Some early morning, late evening, weekend and lesser used bus services are being dropped in Swansea due to council cuts in subsidies.
Operator First Cymru said there would be new timetables on around 25 routes in the city from Sunday.
Swansea council said "ongoing budget pressures" meant it had reduced transport subsidies by £200,000 to about £1.4m this year.
It said priority had been given to retaining core daytime services.
First Cymru said it would attempt to run some services that were subsidised on a commercial basis but they would only be viable if supported by the public.
Some services will see the number of buses each day reduced, and others will see altered routes, while times have been changed for other journeys.
Changes affect routes across the city, Gower and to neighbouring counties.
A council spokesman said the decision to reduce subsidies was taken at a full council meeting in February.
"We are continuing to work with public transport providers to ensure Swansea has the best possible public transport network and this year alone Swansea council is investing more than £1.4m subsidising local transport services.
"To minimise the impact on passengers priority has been given to retaining core daytime services and as a result, only some Sunday, evening, bank holiday, early morning and off peak shopping journeys have been affected.
"Ultimately bus service providers decide whether or not to continue a service if a subsidy is withdrawn."
First Cymru is advising passengers to check its new timetables.
Commercial director Kevin Hart said: "Local people will be aware that the council, while continuing to support a number of bus routes, has had to make some savings in light of the current economic conditions.
"The number of services they are supporting has fallen, but by working together we have tried to minimise the impact of these changes on customers.

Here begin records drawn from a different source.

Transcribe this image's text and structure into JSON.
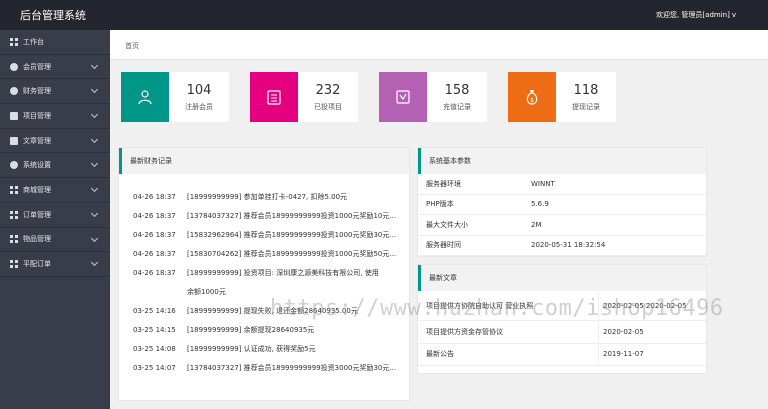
{
  "topbar": {
    "title": "后台管理系统",
    "user_greeting": "欢迎您, 管理员[admin]",
    "chevron": "v"
  },
  "sidebar": {
    "items": [
      {
        "label": "工作台",
        "icon": "grid-icon",
        "has_chevron": false
      },
      {
        "label": "会员管理",
        "icon": "circle-icon",
        "has_chevron": true
      },
      {
        "label": "财务管理",
        "icon": "circle-icon",
        "has_chevron": true
      },
      {
        "label": "项目管理",
        "icon": "document-icon",
        "has_chevron": true
      },
      {
        "label": "文章管理",
        "icon": "document-icon",
        "has_chevron": true
      },
      {
        "label": "系统设置",
        "icon": "gear-icon",
        "has_chevron": true
      },
      {
        "label": "商城管理",
        "icon": "grid-icon",
        "has_chevron": true
      },
      {
        "label": "订单管理",
        "icon": "grid-icon",
        "has_chevron": true
      },
      {
        "label": "物品管理",
        "icon": "grid-icon",
        "has_chevron": true
      },
      {
        "label": "平配订单",
        "icon": "grid-icon",
        "has_chevron": true
      }
    ]
  },
  "breadcrumb": {
    "label": "首页"
  },
  "stats": [
    {
      "value": "104",
      "label": "注册会员",
      "color": "#009688",
      "icon": "user-icon"
    },
    {
      "value": "232",
      "label": "已投项目",
      "color": "#e4007f",
      "icon": "clipboard-icon"
    },
    {
      "value": "158",
      "label": "充值记录",
      "color": "#b461b4",
      "icon": "recharge-icon"
    },
    {
      "value": "118",
      "label": "提现记录",
      "color": "#ee6d14",
      "icon": "money-bag-icon"
    }
  ],
  "finance": {
    "title": "最新财务记录",
    "rows": [
      {
        "time": "04-26 18:37",
        "text": "[18999999999] 参加单挂打卡-0427, 扣除5.00元"
      },
      {
        "time": "04-26 18:37",
        "text": "[13784037327] 推荐会员18999999999投资1000元奖励10元..."
      },
      {
        "time": "04-26 18:37",
        "text": "[15832962964] 推荐会员18999999999投资1000元奖励30元..."
      },
      {
        "time": "04-26 18:37",
        "text": "[15830704262] 推荐会员18999999999投资1000元奖励50元..."
      },
      {
        "time": "04-26 18:37",
        "text": "[18999999999] 投资项目: 深圳康之源美科技有限公司, 使用"
      },
      {
        "time": "",
        "text": "余额1000元"
      },
      {
        "time": "03-25 14:16",
        "text": "[18999999999] 提现失败, 退还金额28640935.00元"
      },
      {
        "time": "03-25 14:15",
        "text": "[18999999999] 余额提现28640935元"
      },
      {
        "time": "03-25 14:08",
        "text": "[18999999999] 认证成功, 获得奖励5元"
      },
      {
        "time": "03-25 14:07",
        "text": "[13784037327] 推荐会员18999999999投资3000元奖励30元..."
      }
    ]
  },
  "system": {
    "title": "系统基本参数",
    "rows": [
      {
        "key": "服务器环境",
        "value": "WINNT"
      },
      {
        "key": "PHP版本",
        "value": "5.6.9"
      },
      {
        "key": "最大文件大小",
        "value": "2M"
      },
      {
        "key": "服务器时间",
        "value": "2020-05-31 18:32:54"
      }
    ]
  },
  "articles": {
    "title": "最新文章",
    "rows": [
      {
        "key": "项目提供方协院自助认可 营业执照",
        "value": "2020-02-05 2020-02-05"
      },
      {
        "key": "项目提供方资金存管协议",
        "value": "2020-02-05"
      },
      {
        "key": "最新公告",
        "value": "2019-11-07"
      }
    ]
  },
  "watermark": "https://www.huzhan.com/ishop16496"
}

"Where we have been able to we have taken a risk, turning previously supported routes and journeys into fully commercial ones.
"We hope that customers will use these services to ensure that they remain commercially viable in the long term."